I tried to walk to a cafe this afternoon just to get out of the house. Big mistake. It’s rained for two days, and the snow lay atop deep trenches of icy water. I would put my foot on what I thought was solid snow only to have it drop another eight inches into cold water. It was a drag. My backpack felt heavy and cold. I was unhappy and annoyed, but I walked on until I found a cafe. A local favorite, I assumed it would be empty because of the weather. But alas, wireless is free there, and there was not an empty chair in sight. I walked more blocks to the next one and on my walk in slush and snow and ice I counted my breaths. Seemed like the sensible thing to do at the time. And we had learned it yesterday.

snow footprintsWalking meditation is like sitting meditation except, well, you’re walking. Each exhale is a step and each step is counted. So: exhale, place a foot, ONE. Inhale, lift foot, place foot, exhale, TWO. Needless to say, no one’s power walking like this. And the hands are held at the solar plexus, the right hand cradled by the left. I walked eight blocks like this. Sometimes counting, sometimes not. And I walked in complete isolation and anonymity. What would have been noticeable walking behavior in the summer is not noticed in the winter as other pedestrians pass by, heads down against the wind. It was like I was alone out there, just walking.

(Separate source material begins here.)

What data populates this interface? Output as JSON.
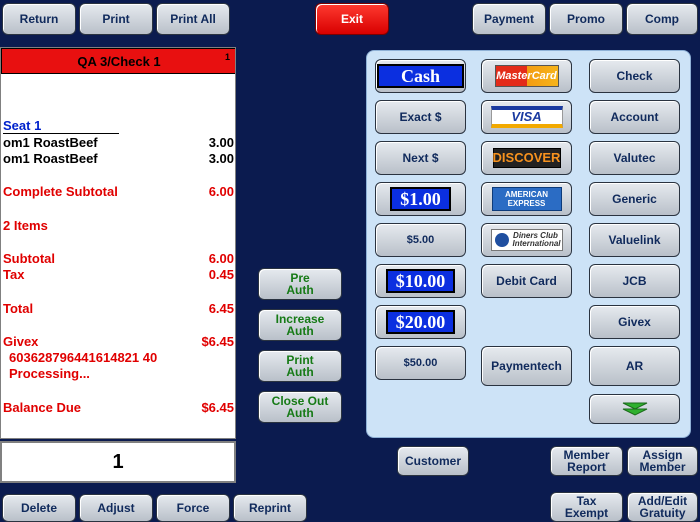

It took twice as long to get to the cafe, and when I arrived, it was empty. Unlike the other cafe, the wireless is free but sometimes difficult to log into, and I couldn’t connect. I stayed anyway. The lack of internet access probably did me more good. No time-sucking e-bay browsing for me. But I didn’t work as much as planned. Instead, I watched the determined snow fall and fall. I watched it blow horizontally against buses and cars. I listened to the frequent hi-pitched whirr of car engines trying to extricate themselves from the snow. I waited. And watched. Somewhere under all this, I thought, summer is still alive. Not deceased. I think one of the features of Midwestern personalities is a quite determination (which isn’t to say other regions aren’t determined, but I didn’t feel this quality in say, Louisiana). We have to wait things out here. Winter ends when it ends. Summer comes when it comes. Learning to adjust to the Midwest winter in all its extremes has been a challenge for me. Life improved when I began to accept winter, but here I am in the middle of this long season, feeling not so grateful, and a little, dare I say, hopeless. When summer does arrive, because of the long winter it will feel like all of Chicago had taken some sort of magic happy pill. The first fifty-degree day, no, even a mid-forty degree day, we will all jump onto our bikes or walk outside as if summer was some magic gift. Can you believe it? We will all say. Fifty degrees! I’ll see joggers in shorts. Women with babies power walking in capris. Outdoor cafes could open. It will be glorious and strange. And this day, today, waiting for the snow to end will be a dim memory. A memory as dim as the one I am having right now about summer.